* Exercise details *
Report every line of the data where the string "icon" appears.

* Data listing *
--- START ---
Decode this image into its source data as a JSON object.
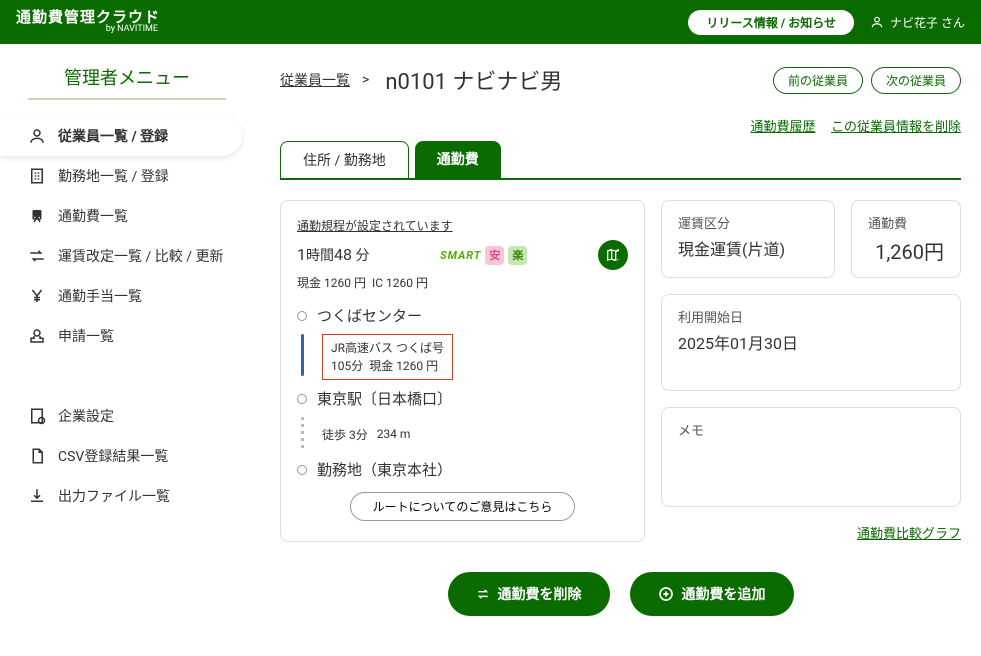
{
  "header": {
    "logo_main": "通勤費管理クラウド",
    "logo_sub": "by NAVITIME",
    "release_label": "リリース情報 / お知らせ",
    "user_name": "ナビ花子 さん"
  },
  "sidebar": {
    "title": "管理者メニュー",
    "group1": [
      {
        "label": "従業員一覧 / 登録",
        "icon": "person",
        "active": true
      },
      {
        "label": "勤務地一覧 / 登録",
        "icon": "building",
        "active": false
      },
      {
        "label": "通勤費一覧",
        "icon": "train",
        "active": false
      },
      {
        "label": "運賃改定一覧 / 比較 / 更新",
        "icon": "exchange",
        "active": false
      },
      {
        "label": "通勤手当一覧",
        "icon": "yen",
        "active": false
      },
      {
        "label": "申請一覧",
        "icon": "stamp",
        "active": false
      }
    ],
    "group2": [
      {
        "label": "企業設定",
        "icon": "building2"
      },
      {
        "label": "CSV登録結果一覧",
        "icon": "doc"
      },
      {
        "label": "出力ファイル一覧",
        "icon": "download"
      }
    ]
  },
  "breadcrumb": {
    "back_label": "従業員一覧",
    "sep": ">",
    "current": "n0101 ナビナビ男"
  },
  "nav": {
    "prev": "前の従業員",
    "next": "次の従業員"
  },
  "top_links": {
    "history": "通勤費履歴",
    "delete_emp": "この従業員情報を削除"
  },
  "tabs": {
    "address": "住所 / 勤務地",
    "commute": "通勤費"
  },
  "route": {
    "notice": "通勤規程が設定されています",
    "time_h": "1",
    "time_h_unit": "時間",
    "time_m": "48",
    "time_m_unit": "分",
    "badge_smart": "SMART",
    "badge_an": "安",
    "badge_raku": "楽",
    "cash_label": "現金",
    "cash_value": "1260",
    "cash_unit": "円",
    "ic_label": "IC",
    "ic_value": "1260",
    "ic_unit": "円",
    "stops": [
      {
        "name": "つくばセンター"
      },
      {
        "name": "東京駅〔日本橋口〕"
      },
      {
        "name": "勤務地（東京本社）"
      }
    ],
    "leg1": {
      "line": "JR高速バス つくば号",
      "duration": "105分",
      "fare_label": "現金",
      "fare_value": "1260",
      "fare_unit": "円"
    },
    "leg2": {
      "mode": "徒歩",
      "duration": "3分",
      "distance": "234 m"
    },
    "feedback": "ルートについてのご意見はこちら"
  },
  "info": {
    "fare_type_label": "運賃区分",
    "fare_type_value": "現金運賃(片道)",
    "commute_cost_label": "通勤費",
    "commute_cost_value": "1,260円",
    "start_date_label": "利用開始日",
    "start_date_value": "2025年01月30日",
    "memo_label": "メモ",
    "compare_link": "通勤費比較グラフ"
  },
  "actions": {
    "delete": "通勤費を削除",
    "add": "通勤費を追加"
  }
}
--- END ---
* Answer *
        "icon": "person",
        "icon": "building",
        "icon": "train",
        "icon": "exchange",
        "icon": "yen",
        "icon": "stamp",
        "icon": "building2"
        "icon": "doc"
        "icon": "download"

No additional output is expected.